Scholastic Video // 2008 // 73 Minutes // Not Rated
Reviewed by Judge Clark Douglas // November 28th, 2008
Your favorite classic children's stories brought vividly to life on DVD.
Hey, it's the holiday season, which means it's time for another onslaught of holiday-themed DVD releases. The subject of today's review is a collection of children's stories from Scholastic Storybook Treasures. The film offers various illustrations taken from the original books with occasional bits of very simple animation (falling snow, steam rising out of an apple pie, etc.), accompanied by narration and words appearing on screen. In other words, the DVD reads to your kids so that you don't have to.
Seven holiday-themed stories have been included here.
* "The Night Before Christmas" is the popular and much-loved Christmas poem by Clement Clarke Moore that tells the story of a visit from old St. Nick. It's a very traditional interpretation of this tale, with pleasant illustrations from Ruth Sanderson. The poem is read by Anthony Edwards. The music here is occasionally a bit on the odd side, which is my only complaint.
* As some of you may or may not know, Christmas is not the only holiday celebrated towards the end of the year.
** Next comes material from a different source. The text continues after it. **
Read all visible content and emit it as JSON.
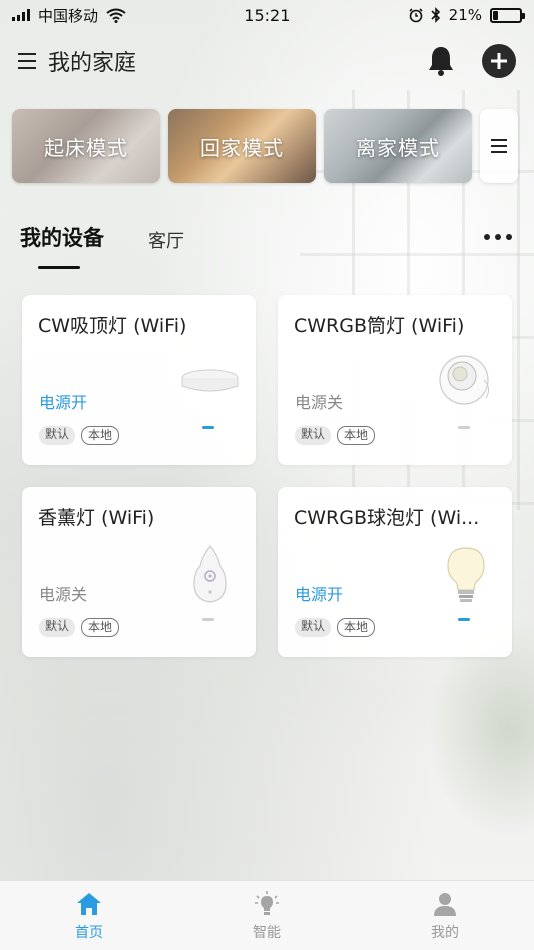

We also get a story by Nina Jaffe celebrating Hannukah, called "In the Month of Kislev." After a brief explanation of the history behind the holiday, we receive a tale about a wealthy merchant who learns an important lesson. The tale is narrated by Theodore Bikel, with illustrations by Louise August.
* Ah, but there are still more holidays to be celebrated! "Seven Candles for Kwanzaa" is not so much a story as a detailed explanation of what the African-American holiday means. It was written by Andrea Davis Pinkney, and features illustrations by Brian Pinkney. Narration is provided by Alfre Woodard. Unfortunately, this installment suffers from genuinely obnoxious music that bizarrely centers on ominous minor-key melodies. What happened to that holiday glow?
* We veer back towards Christmas for the rest of the stories. In "Too Many Tamales," we're not focused on reindeer and Santa Claus. As you might have guessed from the title, the story focuses on Mexican characters celebrating the holiday. A young girl loses her mother's wedding ring while cooking Tamales, which leads to a frantic search and a happy conclusion. However, a tip for kids? if you think a ring is inside a tamale, don't eat them in order to find it. Just dig through them. The story was written by Gary Soto and is illustrated by Ed Martinez. Bianca Camancho narrates the story. A Spanish version is also available as an extra on the disc.
* Next we catch up with my old pal, Max the bunny rabbit. Max is excited when he is told that Santa Claus is coming, but is disappointed when his sister Ruby informs him that he is not allowed to see the jolly old man in red. Max ignores this ultimatum, and determines to wait for Santa to turn up. The story was written and illustrated by Rosemary Wells, and features voice work from Jenny Agutter and Rex Robbins. The animation is still pretty minimal, but this tale actually does feature animation, not just illustrations that occasionally move.
* The same applies to yet another bunny rabbit story by Rosemary Wells, "Morris's Disappearing Bag." In this tale, young Morris is disappointed that his Christmas gift is just a boring old stuffed bear. The heartbroken little rabbit soon finds something that gives him a bit of cheer: a magical bag that has the ability to make all of his troubles disappear.
* Finally, we get the well-known Christmas tale "The Little Drummer Boy." This is actually just a performance of the popular song courtesy of John Jennings. Illustrations by Ezra Jack Keats enhance the proceedings, wrapping up our holiday celebration.
This diverse collection of stories is reasonably appealing, but the Rosemary Wells stories are far and away the best. "The Little Drummer Boy" and "The Night Before Christmas" are a bit too familiar, while "Too Many Tamales," "In the Month of Kislev," and "Seven Candles for Kwanzaa" are far more focused on education than on telling an interesting story. The Wells stories are delightfully humorous and timeless, and will undoubtedly be the favorites of any kids who watch this disc.
The transfer is mixed. Most of the stories feature some scratches and flecks, as well as some slightly damaged audio. These are anywhere from 2 to 20 years old, and their quality is pretty much determined by the age level. Not guilty, but you could probably do better when looking for kid-friendly holiday entertainment.
Review content copyright © 2008 Clark Douglas; Site layout and review format copyright © 1998 - 2015 HipClick Designs LLC
Scales of Justice
Studio: Scholastic Video
* Full Frame
* Dolby Digital 2.0 Stereo (English)
Running Time: 73 Minutes
Release Year: 2008
MPAA Rating: Not Rated
* Spanish Version of "Too Many Tamales"
* IMDb: Morris's Disappearing Bag
* Scholastic Storybook Treasures